Descriptive and Critical Assessment of Plato’s Theory of Art
The Republic presents Plato's vision of the ideal state, covering a wide range of
topics: social, educational, psychological, moral, and philosophical. It also includes
some of Plato's most important writing on the nature of reality and the theory of
In The Republic, Plato offers his conception of the ideal state, which
achieves harmony when in accord with the individual and with the same process. The
central issue in devising an ideal state is justice, and in examining this conception
and the general structure and operation of the ideal state, Plato makes a direct
comparison and connection between the individual state and the individual citizen.
Both have a soul, and these souls are composed of three parts in each case. The sort
of class structure Plato envisions also has a three-part structure, with the rulers
at the top, followed by a class of soldiers and then the mass of citizens.
the allegory of the cave to show that most people live in a world of opinion or shadows,
prohibiting their participation in the state. Only when they come out of the cave
(i.e. leave the shadows) to participate in knowledge and ideas can individuals come
to know the truth and the good Glaucon's speech seduces Socrates for it is in itself
Glaucon has forcibly argued for the superiority of the unjust life, something truly
unjust men would never do in public. Socrates says that there is no better topic
to debate. In response to the two views of injustice and justice presented by Glaucon
and Adeimantus, he claims incompetence, but feels it would be impious to leave justice
in such doubt. The Republic sets out to define justice.
Plato’s critic of art falls
into three principle areas, those of “mimesis”, moral corruption and political threat.
However there are several key problems with this theory.
It is difficult to apply criticisms of imitation to purely abstracted arts which
are deliberately none representational both in musical and visual art forms.

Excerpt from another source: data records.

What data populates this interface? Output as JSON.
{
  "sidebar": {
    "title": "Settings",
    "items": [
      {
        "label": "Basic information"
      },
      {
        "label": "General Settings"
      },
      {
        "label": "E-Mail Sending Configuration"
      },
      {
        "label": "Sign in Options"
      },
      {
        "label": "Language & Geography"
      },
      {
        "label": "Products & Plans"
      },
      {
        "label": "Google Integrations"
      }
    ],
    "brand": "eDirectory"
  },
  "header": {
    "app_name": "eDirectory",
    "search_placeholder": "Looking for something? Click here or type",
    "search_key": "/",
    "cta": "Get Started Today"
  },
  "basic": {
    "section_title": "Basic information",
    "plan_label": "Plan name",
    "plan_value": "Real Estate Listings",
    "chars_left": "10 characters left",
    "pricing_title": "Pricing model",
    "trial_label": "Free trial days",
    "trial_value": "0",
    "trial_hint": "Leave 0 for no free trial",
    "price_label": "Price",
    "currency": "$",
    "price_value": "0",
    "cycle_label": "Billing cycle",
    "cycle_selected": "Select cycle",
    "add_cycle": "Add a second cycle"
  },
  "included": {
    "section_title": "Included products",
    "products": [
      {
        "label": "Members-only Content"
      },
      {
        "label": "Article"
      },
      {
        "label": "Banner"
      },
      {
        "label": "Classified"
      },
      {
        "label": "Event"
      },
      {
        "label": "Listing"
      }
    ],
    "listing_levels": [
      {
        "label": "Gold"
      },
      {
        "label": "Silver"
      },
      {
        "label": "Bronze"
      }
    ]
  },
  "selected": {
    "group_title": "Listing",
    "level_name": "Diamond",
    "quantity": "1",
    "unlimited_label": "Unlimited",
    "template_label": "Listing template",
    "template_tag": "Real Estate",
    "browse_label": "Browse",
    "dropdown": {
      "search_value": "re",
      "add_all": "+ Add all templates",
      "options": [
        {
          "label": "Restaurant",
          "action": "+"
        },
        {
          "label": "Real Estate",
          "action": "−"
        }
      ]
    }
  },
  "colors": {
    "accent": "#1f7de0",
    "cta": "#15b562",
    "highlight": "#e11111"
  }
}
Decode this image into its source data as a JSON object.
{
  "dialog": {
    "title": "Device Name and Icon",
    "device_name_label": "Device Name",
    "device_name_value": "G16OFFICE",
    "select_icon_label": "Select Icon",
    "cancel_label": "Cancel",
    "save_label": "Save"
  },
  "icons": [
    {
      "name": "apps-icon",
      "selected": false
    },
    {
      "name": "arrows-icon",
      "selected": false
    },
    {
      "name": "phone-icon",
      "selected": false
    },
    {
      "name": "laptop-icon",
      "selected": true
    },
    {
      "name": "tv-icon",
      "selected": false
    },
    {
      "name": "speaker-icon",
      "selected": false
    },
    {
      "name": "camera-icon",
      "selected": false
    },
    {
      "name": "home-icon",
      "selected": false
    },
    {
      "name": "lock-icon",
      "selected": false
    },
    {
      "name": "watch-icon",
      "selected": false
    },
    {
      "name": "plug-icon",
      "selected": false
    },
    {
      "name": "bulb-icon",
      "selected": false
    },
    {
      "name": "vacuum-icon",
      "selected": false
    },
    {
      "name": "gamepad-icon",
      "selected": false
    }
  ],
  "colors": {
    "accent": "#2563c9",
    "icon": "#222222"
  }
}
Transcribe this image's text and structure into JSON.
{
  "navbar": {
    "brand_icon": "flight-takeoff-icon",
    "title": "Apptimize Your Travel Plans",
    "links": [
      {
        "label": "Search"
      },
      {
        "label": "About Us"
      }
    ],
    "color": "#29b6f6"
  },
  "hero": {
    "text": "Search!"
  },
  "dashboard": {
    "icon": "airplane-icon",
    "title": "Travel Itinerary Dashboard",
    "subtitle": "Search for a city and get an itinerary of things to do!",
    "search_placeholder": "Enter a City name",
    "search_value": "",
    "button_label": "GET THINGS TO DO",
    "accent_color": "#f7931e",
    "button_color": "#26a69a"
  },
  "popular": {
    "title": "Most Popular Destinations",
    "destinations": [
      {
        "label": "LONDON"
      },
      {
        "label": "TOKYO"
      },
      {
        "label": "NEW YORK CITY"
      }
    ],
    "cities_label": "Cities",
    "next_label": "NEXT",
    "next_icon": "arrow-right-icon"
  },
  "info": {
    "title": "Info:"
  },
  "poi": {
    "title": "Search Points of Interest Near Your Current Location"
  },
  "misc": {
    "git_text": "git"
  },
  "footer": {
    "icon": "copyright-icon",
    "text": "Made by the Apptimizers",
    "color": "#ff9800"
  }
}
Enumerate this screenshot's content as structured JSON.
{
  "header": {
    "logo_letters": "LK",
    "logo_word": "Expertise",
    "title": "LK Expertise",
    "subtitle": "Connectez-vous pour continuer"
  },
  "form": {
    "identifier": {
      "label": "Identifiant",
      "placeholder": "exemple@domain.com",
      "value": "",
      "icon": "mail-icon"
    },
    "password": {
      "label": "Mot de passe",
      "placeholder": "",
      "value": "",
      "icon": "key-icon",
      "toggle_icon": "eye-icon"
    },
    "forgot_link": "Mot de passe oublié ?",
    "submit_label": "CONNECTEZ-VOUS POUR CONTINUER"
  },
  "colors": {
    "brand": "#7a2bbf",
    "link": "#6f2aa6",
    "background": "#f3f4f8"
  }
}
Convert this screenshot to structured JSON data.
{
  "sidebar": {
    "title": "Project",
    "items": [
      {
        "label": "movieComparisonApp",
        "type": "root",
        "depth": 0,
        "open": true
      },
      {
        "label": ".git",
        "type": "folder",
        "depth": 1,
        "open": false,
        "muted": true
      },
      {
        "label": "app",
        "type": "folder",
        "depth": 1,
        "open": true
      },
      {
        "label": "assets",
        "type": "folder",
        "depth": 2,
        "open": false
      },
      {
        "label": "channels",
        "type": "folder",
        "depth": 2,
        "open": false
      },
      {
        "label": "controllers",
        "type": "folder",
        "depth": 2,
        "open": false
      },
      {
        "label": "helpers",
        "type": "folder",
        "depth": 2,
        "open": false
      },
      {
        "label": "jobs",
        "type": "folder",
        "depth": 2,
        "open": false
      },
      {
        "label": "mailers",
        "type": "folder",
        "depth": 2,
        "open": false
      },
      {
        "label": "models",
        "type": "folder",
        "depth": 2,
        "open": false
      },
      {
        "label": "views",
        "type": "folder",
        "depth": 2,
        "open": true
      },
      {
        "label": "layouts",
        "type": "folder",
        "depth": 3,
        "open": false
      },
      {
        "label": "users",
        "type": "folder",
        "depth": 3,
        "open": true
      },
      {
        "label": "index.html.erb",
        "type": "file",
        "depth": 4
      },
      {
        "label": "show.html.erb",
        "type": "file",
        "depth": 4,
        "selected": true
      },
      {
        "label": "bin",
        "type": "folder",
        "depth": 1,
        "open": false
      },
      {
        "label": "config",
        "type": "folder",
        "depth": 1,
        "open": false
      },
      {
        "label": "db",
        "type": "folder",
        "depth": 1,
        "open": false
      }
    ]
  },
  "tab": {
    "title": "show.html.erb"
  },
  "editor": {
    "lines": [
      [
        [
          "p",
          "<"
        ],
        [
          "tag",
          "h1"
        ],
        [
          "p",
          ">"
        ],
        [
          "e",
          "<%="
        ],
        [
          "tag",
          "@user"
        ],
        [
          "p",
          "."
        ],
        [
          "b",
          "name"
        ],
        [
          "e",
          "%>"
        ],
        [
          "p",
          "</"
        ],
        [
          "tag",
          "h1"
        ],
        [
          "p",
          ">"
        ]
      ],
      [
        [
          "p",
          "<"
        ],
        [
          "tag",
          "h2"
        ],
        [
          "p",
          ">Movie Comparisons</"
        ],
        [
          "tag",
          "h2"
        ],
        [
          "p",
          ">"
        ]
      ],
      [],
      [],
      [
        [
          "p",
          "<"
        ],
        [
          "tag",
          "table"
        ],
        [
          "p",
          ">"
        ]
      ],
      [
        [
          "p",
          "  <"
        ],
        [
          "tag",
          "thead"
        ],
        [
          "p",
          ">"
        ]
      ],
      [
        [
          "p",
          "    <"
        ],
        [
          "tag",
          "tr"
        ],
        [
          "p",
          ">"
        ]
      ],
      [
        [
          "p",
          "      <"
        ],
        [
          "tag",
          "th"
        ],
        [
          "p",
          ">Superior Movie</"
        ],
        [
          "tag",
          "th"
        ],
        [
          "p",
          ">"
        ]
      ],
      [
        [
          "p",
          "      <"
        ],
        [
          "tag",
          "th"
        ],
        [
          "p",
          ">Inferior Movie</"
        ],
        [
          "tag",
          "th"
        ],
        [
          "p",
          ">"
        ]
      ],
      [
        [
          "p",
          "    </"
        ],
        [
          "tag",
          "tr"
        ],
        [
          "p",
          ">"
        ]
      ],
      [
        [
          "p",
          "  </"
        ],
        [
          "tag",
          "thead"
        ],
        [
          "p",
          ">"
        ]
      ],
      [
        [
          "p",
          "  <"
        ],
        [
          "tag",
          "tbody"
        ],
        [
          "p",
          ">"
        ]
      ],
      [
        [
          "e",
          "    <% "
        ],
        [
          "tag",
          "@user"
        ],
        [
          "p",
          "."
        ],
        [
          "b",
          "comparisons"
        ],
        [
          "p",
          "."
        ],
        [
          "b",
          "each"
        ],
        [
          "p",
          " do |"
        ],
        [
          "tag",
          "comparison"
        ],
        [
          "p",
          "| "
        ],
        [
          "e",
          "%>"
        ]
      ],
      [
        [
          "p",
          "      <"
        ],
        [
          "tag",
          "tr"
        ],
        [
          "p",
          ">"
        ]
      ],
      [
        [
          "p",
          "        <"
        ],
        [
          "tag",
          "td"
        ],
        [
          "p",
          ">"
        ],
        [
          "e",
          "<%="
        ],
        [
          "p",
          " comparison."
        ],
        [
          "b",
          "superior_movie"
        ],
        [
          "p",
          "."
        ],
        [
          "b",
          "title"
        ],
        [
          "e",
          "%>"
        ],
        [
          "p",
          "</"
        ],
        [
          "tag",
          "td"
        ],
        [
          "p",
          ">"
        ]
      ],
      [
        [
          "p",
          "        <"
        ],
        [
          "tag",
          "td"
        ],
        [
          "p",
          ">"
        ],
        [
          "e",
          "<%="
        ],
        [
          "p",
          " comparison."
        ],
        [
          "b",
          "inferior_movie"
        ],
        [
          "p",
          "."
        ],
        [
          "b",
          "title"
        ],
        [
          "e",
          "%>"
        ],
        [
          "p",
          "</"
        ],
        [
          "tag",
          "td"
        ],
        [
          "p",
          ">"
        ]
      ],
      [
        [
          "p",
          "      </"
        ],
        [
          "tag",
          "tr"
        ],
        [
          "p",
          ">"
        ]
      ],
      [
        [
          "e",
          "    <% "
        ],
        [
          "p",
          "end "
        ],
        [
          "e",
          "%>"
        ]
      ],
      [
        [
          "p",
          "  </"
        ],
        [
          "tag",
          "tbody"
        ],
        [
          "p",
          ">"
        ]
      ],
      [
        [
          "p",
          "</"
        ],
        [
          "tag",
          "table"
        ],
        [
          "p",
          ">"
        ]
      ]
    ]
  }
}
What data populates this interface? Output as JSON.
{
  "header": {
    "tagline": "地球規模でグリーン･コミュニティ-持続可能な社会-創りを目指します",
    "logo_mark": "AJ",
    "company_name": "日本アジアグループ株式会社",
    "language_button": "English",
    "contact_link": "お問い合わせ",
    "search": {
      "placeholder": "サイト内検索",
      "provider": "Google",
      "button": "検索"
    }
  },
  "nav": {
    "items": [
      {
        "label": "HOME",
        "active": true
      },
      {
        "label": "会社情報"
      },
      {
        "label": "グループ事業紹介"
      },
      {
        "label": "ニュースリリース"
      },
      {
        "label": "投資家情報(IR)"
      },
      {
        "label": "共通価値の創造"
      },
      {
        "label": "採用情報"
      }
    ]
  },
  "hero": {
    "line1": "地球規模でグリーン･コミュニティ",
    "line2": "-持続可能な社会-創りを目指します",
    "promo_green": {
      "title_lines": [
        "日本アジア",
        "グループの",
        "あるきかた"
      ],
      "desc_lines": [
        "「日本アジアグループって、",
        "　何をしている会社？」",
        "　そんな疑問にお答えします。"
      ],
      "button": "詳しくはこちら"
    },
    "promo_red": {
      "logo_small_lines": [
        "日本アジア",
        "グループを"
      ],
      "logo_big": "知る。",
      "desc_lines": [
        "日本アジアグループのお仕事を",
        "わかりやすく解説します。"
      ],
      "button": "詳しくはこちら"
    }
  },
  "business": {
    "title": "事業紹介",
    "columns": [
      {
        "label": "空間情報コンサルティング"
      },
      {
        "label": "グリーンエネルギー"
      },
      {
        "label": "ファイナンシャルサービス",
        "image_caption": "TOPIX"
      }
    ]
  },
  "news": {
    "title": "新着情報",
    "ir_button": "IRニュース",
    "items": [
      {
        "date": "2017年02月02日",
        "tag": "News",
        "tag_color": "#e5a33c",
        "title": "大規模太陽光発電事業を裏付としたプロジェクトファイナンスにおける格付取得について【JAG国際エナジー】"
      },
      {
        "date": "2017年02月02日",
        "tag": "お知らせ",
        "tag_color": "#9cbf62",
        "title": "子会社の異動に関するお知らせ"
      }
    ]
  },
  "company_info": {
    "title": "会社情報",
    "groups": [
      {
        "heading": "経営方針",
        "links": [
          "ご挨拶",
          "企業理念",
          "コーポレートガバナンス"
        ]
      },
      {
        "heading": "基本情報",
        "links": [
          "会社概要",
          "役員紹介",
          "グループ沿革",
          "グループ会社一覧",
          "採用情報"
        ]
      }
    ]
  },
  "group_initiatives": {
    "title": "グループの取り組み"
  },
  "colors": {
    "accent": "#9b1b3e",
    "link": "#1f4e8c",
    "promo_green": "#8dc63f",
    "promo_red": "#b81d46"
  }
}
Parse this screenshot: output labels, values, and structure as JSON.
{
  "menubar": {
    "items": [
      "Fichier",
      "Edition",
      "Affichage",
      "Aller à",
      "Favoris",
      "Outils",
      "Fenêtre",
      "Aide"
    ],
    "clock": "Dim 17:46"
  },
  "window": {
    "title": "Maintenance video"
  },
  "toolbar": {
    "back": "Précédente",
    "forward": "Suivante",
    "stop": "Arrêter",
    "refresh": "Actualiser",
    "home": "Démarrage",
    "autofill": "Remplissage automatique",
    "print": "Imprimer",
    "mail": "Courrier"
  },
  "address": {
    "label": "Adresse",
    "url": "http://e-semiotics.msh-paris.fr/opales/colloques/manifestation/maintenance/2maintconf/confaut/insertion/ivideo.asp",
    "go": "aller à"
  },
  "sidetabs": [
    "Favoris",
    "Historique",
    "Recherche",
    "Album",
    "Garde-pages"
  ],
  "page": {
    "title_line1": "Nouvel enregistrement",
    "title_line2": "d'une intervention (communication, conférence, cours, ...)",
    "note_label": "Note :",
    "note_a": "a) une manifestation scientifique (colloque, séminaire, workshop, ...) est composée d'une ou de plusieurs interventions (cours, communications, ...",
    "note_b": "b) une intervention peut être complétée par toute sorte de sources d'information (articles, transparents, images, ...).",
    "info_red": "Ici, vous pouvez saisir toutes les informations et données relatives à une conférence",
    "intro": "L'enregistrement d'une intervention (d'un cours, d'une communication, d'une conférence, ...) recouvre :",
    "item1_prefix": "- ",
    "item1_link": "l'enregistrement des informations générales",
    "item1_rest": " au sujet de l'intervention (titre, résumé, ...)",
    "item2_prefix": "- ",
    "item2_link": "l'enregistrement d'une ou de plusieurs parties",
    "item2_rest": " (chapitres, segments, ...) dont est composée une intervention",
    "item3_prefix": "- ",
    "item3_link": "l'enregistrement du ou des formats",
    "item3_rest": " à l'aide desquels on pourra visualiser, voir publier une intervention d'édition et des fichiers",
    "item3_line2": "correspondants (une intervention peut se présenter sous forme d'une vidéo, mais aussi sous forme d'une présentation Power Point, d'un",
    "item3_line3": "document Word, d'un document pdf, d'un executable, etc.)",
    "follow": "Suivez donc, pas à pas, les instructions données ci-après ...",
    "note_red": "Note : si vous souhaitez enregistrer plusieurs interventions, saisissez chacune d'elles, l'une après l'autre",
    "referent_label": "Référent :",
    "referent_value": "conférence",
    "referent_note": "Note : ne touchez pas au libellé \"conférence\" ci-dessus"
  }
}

This
is equally true when addressing “Readymade” art forms such as Duchamp’s Fountain
or “Found Objects”, in which the craftsman’s work is utilised without any physical
alterations by the artist. In fact what would Plato’s response be to works such as
James Turrell’s “Deer Shelter” which frames they sky itself?
Moral corruption is almost always the root justification for repression, art is no
stranger to this and perhaps it is in part Plato’s continuing influence, that artists
continue to associate with the cultural imagery of deviance.
Plato equates art with seduction and depravity, equally fearing both mental and physical
pleasures, yet he seeks the ‘truth’. Where as Nietzshe argues the passage to this
‘truth’ can only be found and achieved through the embracement of Plato’s greatest
fears, through “intoxication”, “a complete forgetting of the self” and “joyful penetrating
of the whole of nature.”
Any form of growth, artistic, moral or other, is dependent on the question of how
mankind is to better itself if it does not build on what has gone before? Plato could
not counter these arguments even to his contemporaries in light of Aristotle’s evidence
Art is political and is continually linked with political movements.
However Plato fails to appreciate that it is through censorship and state totalitarianism
that art has historically achieved most political power. Plato viewed art as a political
danger because it threatened his hierarchical division of labour.
It is challenging
to support Platonian notions, when we value constitutional freedoms as paramount,
however it is easy to forget that Plato’s society was one which was constructed on
slavery and indentured service.
“The Republic” Plato. Penguin Classics
“Some Notes on Plato and Aristotle and Mimetic Theory of Art” www.fiu.edu/~hauptli/TheMimeticTheoryofArt.ppt